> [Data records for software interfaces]
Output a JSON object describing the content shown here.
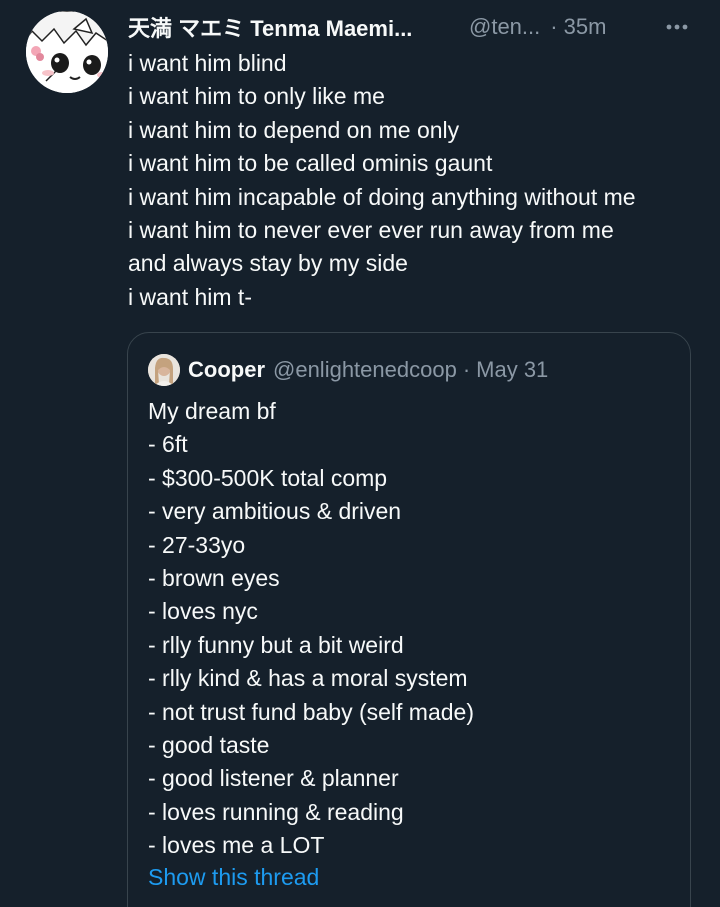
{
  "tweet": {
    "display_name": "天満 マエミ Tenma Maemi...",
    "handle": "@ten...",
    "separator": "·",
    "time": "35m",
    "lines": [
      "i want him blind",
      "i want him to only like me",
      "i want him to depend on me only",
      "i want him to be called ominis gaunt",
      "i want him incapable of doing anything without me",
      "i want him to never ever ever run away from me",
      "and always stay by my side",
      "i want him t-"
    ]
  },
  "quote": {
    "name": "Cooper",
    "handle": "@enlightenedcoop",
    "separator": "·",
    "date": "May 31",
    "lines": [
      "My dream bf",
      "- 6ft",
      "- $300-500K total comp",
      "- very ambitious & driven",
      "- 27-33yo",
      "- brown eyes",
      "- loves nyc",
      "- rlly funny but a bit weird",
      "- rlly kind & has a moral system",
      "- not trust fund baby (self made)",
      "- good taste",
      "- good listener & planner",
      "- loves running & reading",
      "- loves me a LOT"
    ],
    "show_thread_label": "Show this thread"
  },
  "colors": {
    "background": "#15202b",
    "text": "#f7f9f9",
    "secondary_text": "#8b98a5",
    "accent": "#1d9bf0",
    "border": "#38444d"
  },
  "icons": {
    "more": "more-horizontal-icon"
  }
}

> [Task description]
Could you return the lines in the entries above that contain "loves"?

> [Finished task]
      "- loves nyc",
      "- loves running & reading",
      "- loves me a LOT"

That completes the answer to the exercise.